The Wisconsin Chamber Orchestra opened its tenth season of "Concerts on the Square" a day late, owing to the threat of rain. After some years of avoiding it, I strolled around the never-greener grounds of the stately old Capitol that week and the next, enjoying the pre-show pomp and prattle, then settled down on a convenient bench to listen to the music and the speeches.
Looking back on a whole decade of these extravaganzas, one has to wonder as much about the audience as about the music. The music has gone considerably downhill in artistic quality, the programs now consisting of a formulaic incantation of Sousa marches, show tunes, "Happy Birthday" (under the puffed-up moniker "Anniversary Salute"), one or two short works from the standard symphonic repertory, a piece or two by composer-conductor David Crosby, a guest speaker or two at the front, the sometimes droll announcements of Public Radio's Norman Gilleland during, and Crosby's appeal for money in the middle.
Now that the orchestra no longer gets State aid, they need the funds raised by the summer concerts more than ever. So they're trying to survive, which one has to respect. But other cities have outdoor summer music, and compared to the Boston Pops concerts on the Esplanade and to Ravinia near Chicago, ours are far below what they could be. The sound system is dreadful, especially so on the second occasion, when some low-pitched but very loud roar could be heard nearly throughout. What the vast majority actually hear at these events is substandard loudspeaker sound and the endless chatter of the audience, who merely raise their voices when the music threatens to intrude on the conversation. Evidently the music fails to command their complete attention.
Before the mid-concert break, Crosby talked about listener-supported music in terms of "maintaining the quality." Well, what quality is it that's being maintained?
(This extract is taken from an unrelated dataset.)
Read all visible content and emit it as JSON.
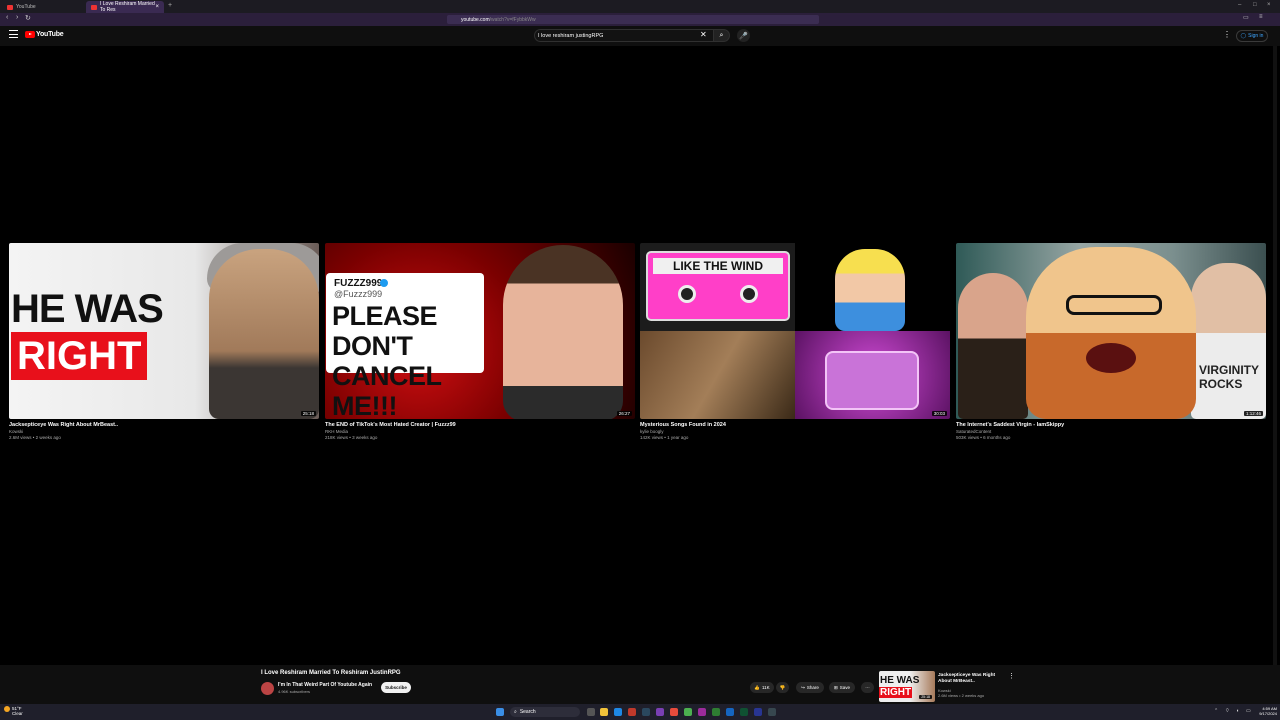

Not the programming, which has always been conventional. Not the sound, which approximates a cheap radio. Not the playing, which is blessed by very few crests on an otherwise flat sea, one brief lyrical passge in a Strauss waltz, a sudden crispness in an overture by Beethoven.
So where is the quality? It must be the setting, the truly magnificent grounds of that fine old building, the blankets spread, the wines and sparkling waters drunk, the pizza slices and elegant box lunches eaten, the people young and old enjoying themselves outdoors. Clearly, just being there is the thing. We have to face squarely that the "Concerts on the Square" are for the thousands who go, plus thousands more who listen to the live broadcasts, and this huge audience is getting what they pay for. In all, it's quite a lot less than it could be, less than it should be.
Madison is quite capable of being a classy city. Decent sound systems are readily available. The orchestra could easily raise the standards of both its programming and its playing. Given such a wonderful setting and such a large audience, the "Concerts on the Square" could make being there a real treasure, a cultural asset the community could be proud of. It would cost a lot, of course, but the town has the money, and if people were willing to pay what it's worth, they'd probably talk less and listen more. With luck, the second decade could pale the first into the oblivion it probably deserves.
Isthmus, July, 1993
Copyright 1993 Jess Anderson